NNH is similar to Number needed to treat (NNT), where NNT usually refers to a therapeutic intervention and NNH to a detrimental effect or risk factor. NNH is computed with respect to "exposure" and "non-exposure", and can be determined for raw data or for data corrected for confounders. A defined endpoint has to be specified. If the probabilities pexposure and pnon-exposure of this endpoint are known, then the NNH is computed as 1/(pexposure-pnon-exposure). This quantity can also be interpreted as the inverse of attributable risk or 1/AR.

The NNH is an important measure in evidence-based medicine and helps physicians decide whether it is prudent to proceed with a particular treatment which may expose the patient to harms while providing therapeutic benefits. If a clinical endpoint is devastating enough without the drug (e.g. death, heart attack), drugs with a low NNH may still be indicated in particular situations if the number needed to treat (the converse for side effects, or the drug's benefit) is less than the NNH. However, there are several important problems with the NNH, involving bias and lack of reliable confidence intervals, as well as difficulties in excluding the possibility of no difference between two treatments or groups.[2]

Worked example[edit]

The following is an example of calculating number needed to harm.

In a cohort study, individuals with exposure to a risk factor (Exposure +) are followed for a certain number of years to see if they develop a certain disease or outcome (Disease +). A control group of individuals who are not exposed to the risk factor (Exposure −) are also followed . "Follow up time" is the number of individuals in each group multiplied by the number of years that each individual is followed.

Assume there are two unknown rates of the disease incidence per patient per year, and for the exposed and the unexposed group, respectively. Probability of observing events in a group of individuals during the time interval when the rate of incidence per individual per unit time is is approximated by the Poisson distribution:

The most likely value of is then

Uncertainty of the incidence rate parameter is

For the set of data in the table the values of the incidence rate are:

Disease + Total subjects followed Years followed^ Follow-up time Incidence rate (per patient per year)
Exposure + 6054 86318 13.56^ 1,170,074
Exposure − 32 516 21.84^ 11,270

^ "Years followed" is a weighted average of the length of time the patients were followed.

The estimate of the incidence rate with exposure is:

The estimate of the incidence rate without exposure:

To determine the relative risk, divide the incidence with exposure by the incidence without exposure:

relative risk

To determine attributable risk subtract incidence without exposure from incidence with exposure:

attributable risk per patient per year

In the context of the example the number needed to harm can be introduced as the estimate of the number of patients needed to observe for one year to detect one patient affected by exposure:

NNH therefore is expressed as the inverse of attributable risk per patient per year:

= Number needed to harm

This means that if 417 individuals are exposed to the risk factor for one year, approximately one patient may develop the disease that he of she would not have otherwise.

Number of exposures needed to harm[edit]

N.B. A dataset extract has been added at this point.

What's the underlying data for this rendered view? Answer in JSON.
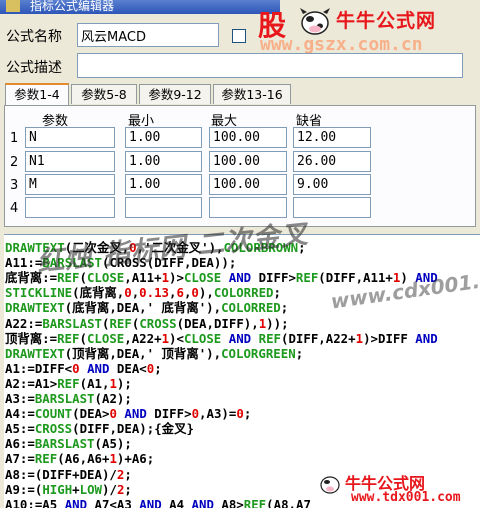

In case there can be more than one exposure in the specific period, the number (of patients) needed to harm is numerically equal to number of exposures needed to harm for one person if the risk per exposure isn't significantly altered throughout the specific period or by previous exposure, e.g. when the risk per exposure is very small or the "harm" is a very brief disease that doesn't confer immunity.

References[edit]